-- SOURCE MATERIAL follows --

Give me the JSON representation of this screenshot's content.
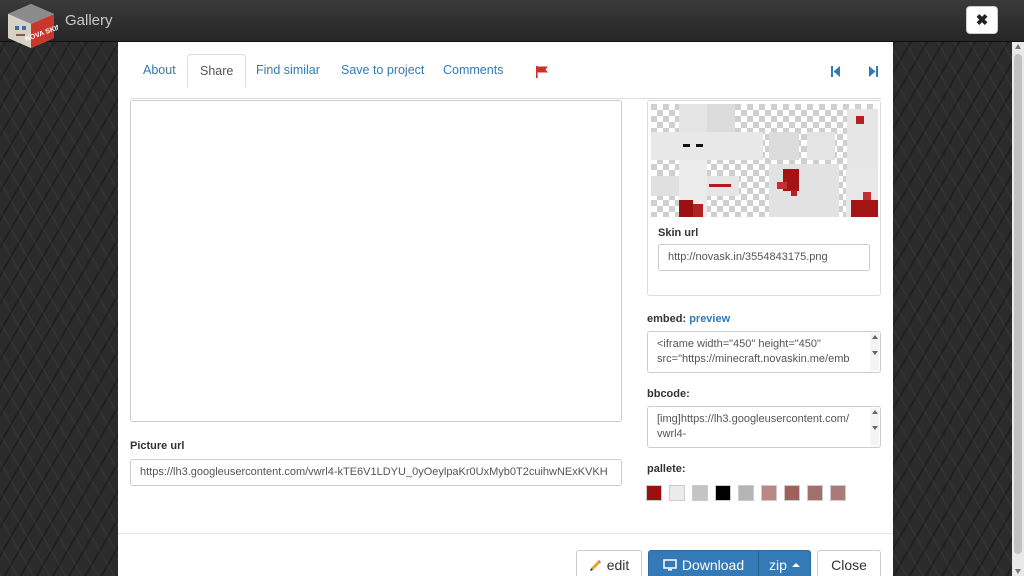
{
  "app": {
    "title": "Gallery",
    "logo_text": "NOVA SKIN",
    "close_icon": "close-icon"
  },
  "tabs": [
    {
      "label": "About",
      "active": false
    },
    {
      "label": "Share",
      "active": true
    },
    {
      "label": "Find similar",
      "active": false
    },
    {
      "label": "Save to project",
      "active": false
    },
    {
      "label": "Comments",
      "active": false
    }
  ],
  "icons": {
    "report": "flag-icon",
    "first": "skip-to-start-icon",
    "next": "skip-forward-icon"
  },
  "picture": {
    "label": "Picture url",
    "value": "https://lh3.googleusercontent.com/vwrl4-kTE6V1LDYU_0yOeylpaKr0UxMyb0T2cuihwNExKVKH"
  },
  "skin": {
    "label": "Skin url",
    "value": "http://novask.in/3554843175.png"
  },
  "embed": {
    "label": "embed:",
    "link": "preview",
    "value": "<iframe width=\"450\" height=\"450\" src=\"https://minecraft.novaskin.me/emb"
  },
  "bbcode": {
    "label": "bbcode:",
    "value": "[img]https://lh3.googleusercontent.com/ vwrl4-"
  },
  "pallete": {
    "label": "pallete:",
    "colors": [
      "#9b1111",
      "#ebebeb",
      "#c4c4c4",
      "#000000",
      "#b5b5b5",
      "#b98884",
      "#a0605d",
      "#a36f6c",
      "#aa7a77"
    ]
  },
  "footer": {
    "edit": "edit",
    "download": "Download",
    "zip": "zip",
    "close": "Close"
  },
  "colors": {
    "link": "#337ab7",
    "primary": "#337ab7"
  }
}
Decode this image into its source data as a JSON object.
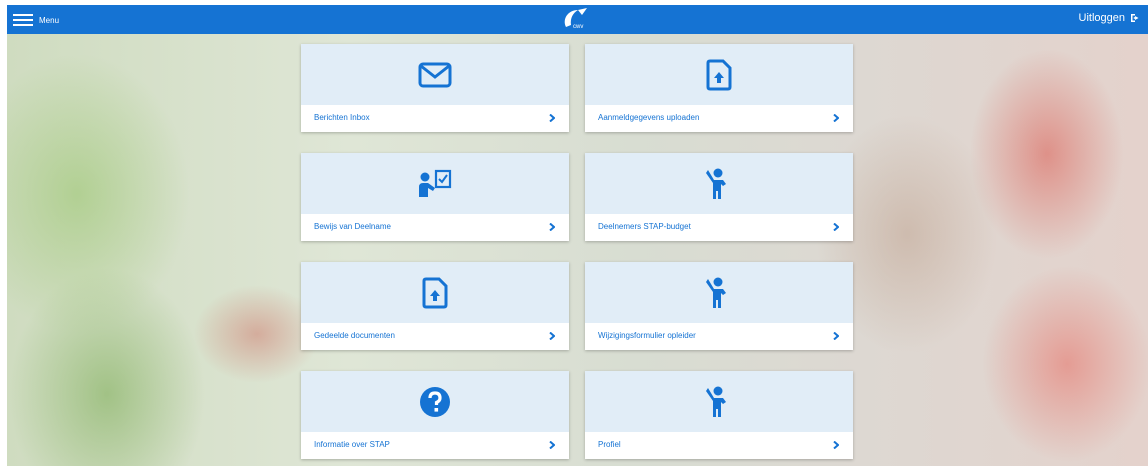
{
  "header": {
    "menu_label": "Menu",
    "logo_text": "cwv",
    "logout_label": "Uitloggen"
  },
  "tiles": [
    {
      "label": "Berichten Inbox",
      "icon": "envelope-icon"
    },
    {
      "label": "Aanmeldgegevens uploaden",
      "icon": "file-upload-icon"
    },
    {
      "label": "Bewijs van Deelname",
      "icon": "person-checklist-icon"
    },
    {
      "label": "Deelnemers STAP-budget",
      "icon": "person-icon"
    },
    {
      "label": "Gedeelde documenten",
      "icon": "file-upload-icon"
    },
    {
      "label": "Wijzigingsformulier opleider",
      "icon": "person-icon"
    },
    {
      "label": "Informatie over STAP",
      "icon": "question-circle-icon"
    },
    {
      "label": "Profiel",
      "icon": "person-icon"
    }
  ],
  "colors": {
    "brand_blue": "#1573d3",
    "tile_bg": "#e1edf7"
  }
}
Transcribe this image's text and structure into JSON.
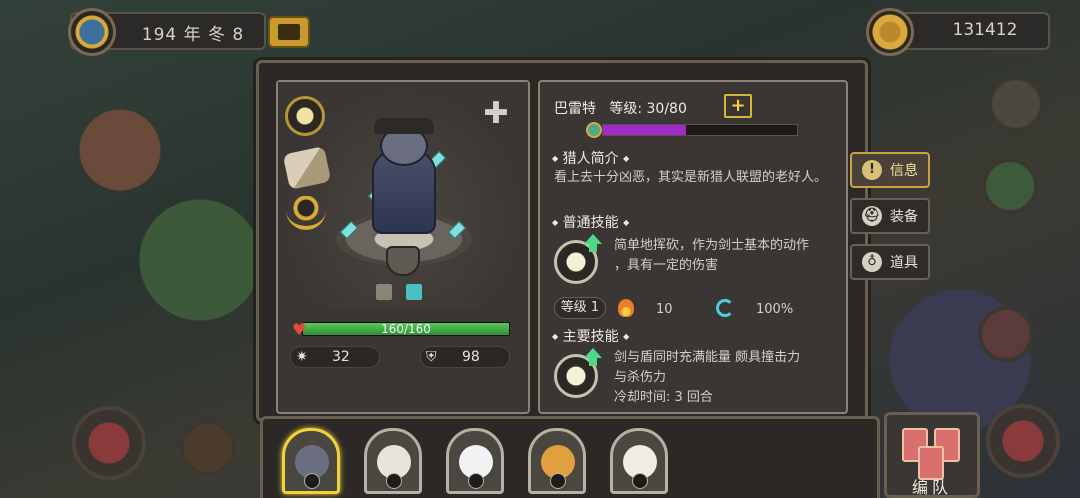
{
  "top_bar": {
    "date": "194 年 冬 8",
    "gold": "131412"
  },
  "hero": {
    "name": "巴雷特",
    "level_label": "等级: 30/80",
    "xp_fraction": 0.43,
    "hp_text": "160/160",
    "hp_fraction": 1.0,
    "attack": "32",
    "defense": "98"
  },
  "sections": {
    "intro_title": "猎人简介",
    "intro_text": "看上去十分凶恶，其实是新猎人联盟的老好人。",
    "normal_skill_title": "普通技能",
    "normal_skill_text_1": "简单地挥砍，作为剑士基本的动作",
    "normal_skill_text_2": "，具有一定的伤害",
    "skill_level": "等级 1",
    "skill_cost": "10",
    "skill_rate": "100%",
    "main_skill_title": "主要技能",
    "main_skill_text_1": "剑与盾同时充满能量 颇具撞击力",
    "main_skill_text_2": "与杀伤力",
    "cooldown": "冷却时间: 3 回合"
  },
  "tabs": {
    "info": "信息",
    "equip": "装备",
    "items": "道具"
  },
  "bottom": {
    "formation": "编队"
  },
  "colors": {
    "hp": "#3fae44",
    "xp": "#a12bc9",
    "gold_accent": "#d9b43a"
  }
}
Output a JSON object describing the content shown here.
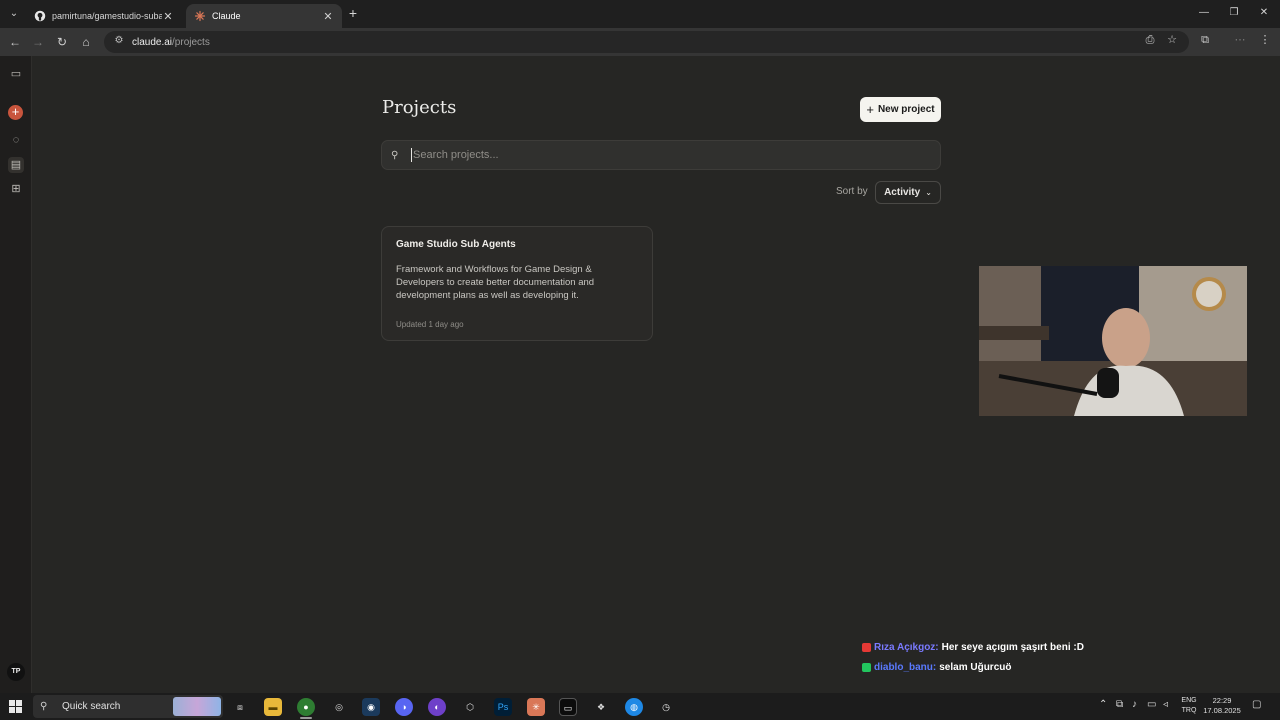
{
  "browser": {
    "tabs": [
      {
        "title": "pamirtuna/gamestudio-subage",
        "active": false
      },
      {
        "title": "Claude",
        "active": true
      }
    ],
    "url_host": "claude.ai",
    "url_path": "/projects"
  },
  "page": {
    "title": "Projects",
    "new_project_label": "New project",
    "search_placeholder": "Search projects...",
    "sort_label": "Sort by",
    "sort_value": "Activity"
  },
  "projects": [
    {
      "title": "Game Studio Sub Agents",
      "description": "Framework and Workflows for Game Design & Developers to create better documentation and development plans as well as developing it.",
      "updated": "Updated 1 day ago"
    }
  ],
  "sidebar": {
    "avatar_initials": "TP"
  },
  "chat": [
    {
      "user": "Rıza Açıkgoz:",
      "message": "Her seye açıgım şaşırt beni :D",
      "badge_color": "#e53935"
    },
    {
      "user": "diablo_banu:",
      "message": "selam Uğurcuö",
      "badge_color": "#22c55e"
    }
  ],
  "taskbar": {
    "search_label": "Quick search",
    "lang_line1": "ENG",
    "lang_line2": "TRQ",
    "time": "22:29",
    "date": "17.08.2025"
  },
  "colors": {
    "accent": "#c8553d",
    "background": "#262624",
    "button_light": "#f5f4ef"
  }
}
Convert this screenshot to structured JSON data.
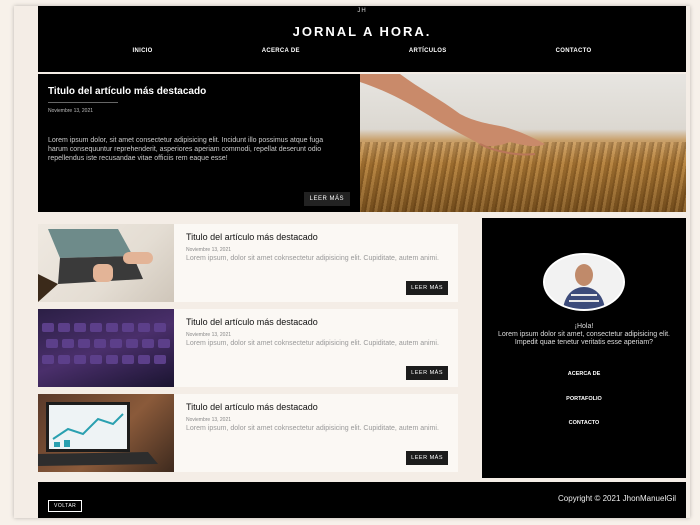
{
  "header": {
    "brand_small": "JH",
    "brand": "JORNAL A HORA.",
    "nav": [
      "INICIO",
      "ACERCA DE",
      "ARTÍCULOS",
      "CONTACTO"
    ]
  },
  "hero": {
    "title": "Titulo del artículo más destacado",
    "date": "Noviembre 13, 2021",
    "text": "Lorem ipsum dolor, sit amet consectetur adipisicing elit. Incidunt illo possimus atque fuga harum consequuntur reprehenderit, asperiores aperiam commodi, repellat deserunt odio repellendus iste recusandae vitae officiis rem eaque esse!",
    "button": "LEER MÁS"
  },
  "cards": [
    {
      "title": "Titulo del artículo más destacado",
      "date": "Noviembre 13, 2021",
      "text": "Lorem ipsum, dolor sit amet coknsectetur adipisicing elit. Cupiditate, autem animi.",
      "button": "LEER MÁS"
    },
    {
      "title": "Titulo del artículo más destacado",
      "date": "Noviembre 13, 2021",
      "text": "Lorem ipsum, dolor sit amet coknsectetur adipisicing elit. Cupiditate, autem animi.",
      "button": "LEER MÁS"
    },
    {
      "title": "Titulo del artículo más destacado",
      "date": "Noviembre 13, 2021",
      "text": "Lorem ipsum, dolor sit amet coknsectetur adipisicing elit. Cupiditate, autem animi.",
      "button": "LEER MÁS"
    }
  ],
  "sidebar": {
    "greeting": "¡Hola!",
    "text": "Lorem ipsum dolor sit amet, consectetur adipisicing elit. Impedit quae tenetur veritatis esse aperiam?",
    "links": [
      "ACERCA DE",
      "PORTAFOLIO",
      "CONTACTO"
    ]
  },
  "footer": {
    "back": "VOLTAR",
    "copyright": "Copyright © 2021 JhonManuelGil"
  },
  "colors": {
    "background": "#f4ede6",
    "panel": "#000000",
    "card": "#fbf8f4"
  }
}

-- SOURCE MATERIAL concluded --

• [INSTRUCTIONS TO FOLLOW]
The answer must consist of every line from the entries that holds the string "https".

• [ANSWER TO THIS EXERCISE]
    "value": "https://lh3.googleusercontent.com/vwrl4-kTE6V1LDYU_0yOeylpaKr0UxMyb0T2cuihwNExKVKH"
    "value": "<iframe width=\"450\" height=\"450\" src=\"https://minecraft.novaskin.me/emb"
    "value": "[img]https://lh3.googleusercontent.com/ vwrl4-"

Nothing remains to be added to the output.